There was a guy in the first row in front of me who was whacked out on something, and stood up and danced (sort of like Elaine on "Seinfeld"!) through the entire concert except when the man in front of me had had enough and pushed him down. This was right in the middle of "My Back Pages." What a moment for a drunken fight! Security came and escorted several couples out. I was a couple of stair steps above them so they didn't interfere with my view of the stage, but they were still distracting. A little while later the drunken dancer and his female friend came back and danced again.
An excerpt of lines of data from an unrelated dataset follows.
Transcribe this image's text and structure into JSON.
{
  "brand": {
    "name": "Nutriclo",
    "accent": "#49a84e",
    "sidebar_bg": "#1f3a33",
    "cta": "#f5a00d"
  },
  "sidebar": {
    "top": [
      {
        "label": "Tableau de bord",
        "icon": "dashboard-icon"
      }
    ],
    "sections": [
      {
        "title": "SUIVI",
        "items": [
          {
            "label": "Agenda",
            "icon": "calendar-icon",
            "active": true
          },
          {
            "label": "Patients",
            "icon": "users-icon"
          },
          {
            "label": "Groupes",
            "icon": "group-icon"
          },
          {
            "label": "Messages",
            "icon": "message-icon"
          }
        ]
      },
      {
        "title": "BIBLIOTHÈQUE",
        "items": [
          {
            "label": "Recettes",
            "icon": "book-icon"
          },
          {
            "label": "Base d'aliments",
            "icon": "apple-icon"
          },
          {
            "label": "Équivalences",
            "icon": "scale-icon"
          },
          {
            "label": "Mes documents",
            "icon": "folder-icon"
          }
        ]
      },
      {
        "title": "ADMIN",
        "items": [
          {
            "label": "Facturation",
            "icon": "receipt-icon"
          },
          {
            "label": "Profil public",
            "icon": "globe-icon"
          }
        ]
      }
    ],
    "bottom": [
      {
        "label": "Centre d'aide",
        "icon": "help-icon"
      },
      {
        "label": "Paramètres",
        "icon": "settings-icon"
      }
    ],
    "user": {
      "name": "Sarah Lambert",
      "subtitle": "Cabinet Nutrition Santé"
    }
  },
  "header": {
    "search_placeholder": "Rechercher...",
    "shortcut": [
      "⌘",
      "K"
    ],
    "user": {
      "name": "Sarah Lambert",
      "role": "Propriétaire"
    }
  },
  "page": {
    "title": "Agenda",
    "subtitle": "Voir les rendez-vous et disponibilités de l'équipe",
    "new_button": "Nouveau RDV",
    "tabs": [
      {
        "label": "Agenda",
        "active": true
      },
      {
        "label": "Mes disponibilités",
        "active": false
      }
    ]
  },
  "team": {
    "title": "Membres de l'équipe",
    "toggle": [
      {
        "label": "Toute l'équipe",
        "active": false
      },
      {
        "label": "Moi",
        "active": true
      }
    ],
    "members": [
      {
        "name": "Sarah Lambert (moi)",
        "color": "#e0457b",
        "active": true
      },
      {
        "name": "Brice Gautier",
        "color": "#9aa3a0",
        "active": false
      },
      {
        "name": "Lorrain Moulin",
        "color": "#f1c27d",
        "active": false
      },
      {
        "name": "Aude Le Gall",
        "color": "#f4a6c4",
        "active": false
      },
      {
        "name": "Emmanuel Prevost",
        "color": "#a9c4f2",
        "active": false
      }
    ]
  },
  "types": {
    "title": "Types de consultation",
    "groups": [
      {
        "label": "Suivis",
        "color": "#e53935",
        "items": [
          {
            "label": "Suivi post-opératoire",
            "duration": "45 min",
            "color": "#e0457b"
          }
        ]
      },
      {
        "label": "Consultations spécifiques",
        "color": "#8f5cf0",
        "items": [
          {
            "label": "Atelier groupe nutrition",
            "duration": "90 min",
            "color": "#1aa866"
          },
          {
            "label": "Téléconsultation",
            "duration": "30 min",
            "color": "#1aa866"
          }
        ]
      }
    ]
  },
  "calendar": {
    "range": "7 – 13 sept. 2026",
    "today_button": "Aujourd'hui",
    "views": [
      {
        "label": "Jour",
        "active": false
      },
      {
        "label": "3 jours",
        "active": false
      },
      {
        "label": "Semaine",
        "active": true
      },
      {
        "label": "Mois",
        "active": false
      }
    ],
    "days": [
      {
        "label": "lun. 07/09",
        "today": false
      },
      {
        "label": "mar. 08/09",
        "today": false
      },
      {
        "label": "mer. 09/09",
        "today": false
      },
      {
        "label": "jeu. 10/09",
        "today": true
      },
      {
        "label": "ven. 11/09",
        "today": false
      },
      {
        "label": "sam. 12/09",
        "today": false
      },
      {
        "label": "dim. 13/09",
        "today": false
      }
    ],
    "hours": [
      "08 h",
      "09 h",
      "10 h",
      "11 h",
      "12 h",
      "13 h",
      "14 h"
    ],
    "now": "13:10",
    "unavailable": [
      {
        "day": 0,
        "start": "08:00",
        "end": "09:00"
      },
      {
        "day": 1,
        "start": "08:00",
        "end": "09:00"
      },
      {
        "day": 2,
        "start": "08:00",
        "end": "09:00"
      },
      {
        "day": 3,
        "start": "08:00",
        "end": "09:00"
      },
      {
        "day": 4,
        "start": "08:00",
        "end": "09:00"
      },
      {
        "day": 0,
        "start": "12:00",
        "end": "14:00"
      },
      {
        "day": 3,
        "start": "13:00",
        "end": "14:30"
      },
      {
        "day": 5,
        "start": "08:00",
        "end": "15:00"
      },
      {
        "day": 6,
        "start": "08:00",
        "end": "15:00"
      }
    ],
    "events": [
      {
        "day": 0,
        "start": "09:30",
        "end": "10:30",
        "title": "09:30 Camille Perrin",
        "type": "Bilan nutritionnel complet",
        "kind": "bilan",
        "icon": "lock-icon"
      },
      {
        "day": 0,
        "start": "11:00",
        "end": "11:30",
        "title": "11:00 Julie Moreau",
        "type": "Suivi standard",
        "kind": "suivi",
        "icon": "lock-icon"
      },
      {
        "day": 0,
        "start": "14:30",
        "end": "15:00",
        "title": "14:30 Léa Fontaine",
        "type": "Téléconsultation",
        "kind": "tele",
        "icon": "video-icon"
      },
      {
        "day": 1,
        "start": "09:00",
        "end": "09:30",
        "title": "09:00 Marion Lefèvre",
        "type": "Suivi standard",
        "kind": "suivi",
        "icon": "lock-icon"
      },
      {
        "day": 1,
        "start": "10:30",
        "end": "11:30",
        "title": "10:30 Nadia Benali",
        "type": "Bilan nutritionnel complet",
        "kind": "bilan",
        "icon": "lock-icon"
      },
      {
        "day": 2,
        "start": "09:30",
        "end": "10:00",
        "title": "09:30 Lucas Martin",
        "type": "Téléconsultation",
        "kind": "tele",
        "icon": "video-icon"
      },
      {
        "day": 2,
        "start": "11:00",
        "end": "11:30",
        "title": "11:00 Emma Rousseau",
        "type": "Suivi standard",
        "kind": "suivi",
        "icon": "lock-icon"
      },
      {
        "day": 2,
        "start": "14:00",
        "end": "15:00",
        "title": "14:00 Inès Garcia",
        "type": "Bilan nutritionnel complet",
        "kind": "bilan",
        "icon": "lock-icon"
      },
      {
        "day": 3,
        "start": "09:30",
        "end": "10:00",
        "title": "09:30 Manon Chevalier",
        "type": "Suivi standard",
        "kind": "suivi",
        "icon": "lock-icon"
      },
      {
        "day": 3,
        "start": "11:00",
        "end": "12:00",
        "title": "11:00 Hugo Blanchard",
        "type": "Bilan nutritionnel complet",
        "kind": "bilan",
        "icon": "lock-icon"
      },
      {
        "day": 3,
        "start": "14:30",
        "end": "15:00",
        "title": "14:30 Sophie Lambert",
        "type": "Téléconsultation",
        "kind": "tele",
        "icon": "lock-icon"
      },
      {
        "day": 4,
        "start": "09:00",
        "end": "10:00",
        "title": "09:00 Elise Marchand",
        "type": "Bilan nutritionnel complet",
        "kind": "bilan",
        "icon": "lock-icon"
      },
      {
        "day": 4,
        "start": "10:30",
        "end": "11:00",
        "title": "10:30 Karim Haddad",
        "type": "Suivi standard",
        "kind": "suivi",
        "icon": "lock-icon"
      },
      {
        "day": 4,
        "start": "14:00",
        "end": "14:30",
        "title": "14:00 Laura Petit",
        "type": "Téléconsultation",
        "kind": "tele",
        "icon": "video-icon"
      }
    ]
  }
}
The guy who politely sat behind him in his seat the entire time, except for the pushing part, did NOT return. Didn't seem quite fair to me!

I loved being there. I agree with you that I could hear nothing but the later songs and not mind. They are my favorites of his anyway. I can never understand the people who talk about his 60s music like it was the best he did. I totally disagree. I love his gravelly voice but I felt that he didn't really sing last week. He growled his lyrics, kind of thrusting them out of his mouth like a chant for the most part. I was thrilled that he did "Nettie Moore" and "Spirit on the Water," but of course hoped for "Not Dark Yet" and "Tryin' To Get To Heaven" and even "Workingman Blues," which I'd seen a lot on his recent set lists.

I will definitely look into subscribing to TTRH. Thanks, Fred.

I just finished reading "A Simple Twist of Fate" about the making of Blood on the Tracks. Getting ready to start Greil Marcus' Like a Rolling Stone.

pamela hitchins said...

I've considered starting a blog like you and Kerry, but I haven't been able to come up with a good name for it. I'll keep thinking! Everytime I think about writing something for gather I just can't bring myself to do it! This means I haven't been able to write about Dylan! The pain, the pain!! ;-)

Kerry Dexter said...

interesting to hear your thoughts and experiences. got me thinking about the whole concert going thing, and how in a way that is both an individual communication and a shared conversation, both archived, so to speak, and ephemeral. okay, time for me to go make a Music Road and or SOT post or several about all that I can see.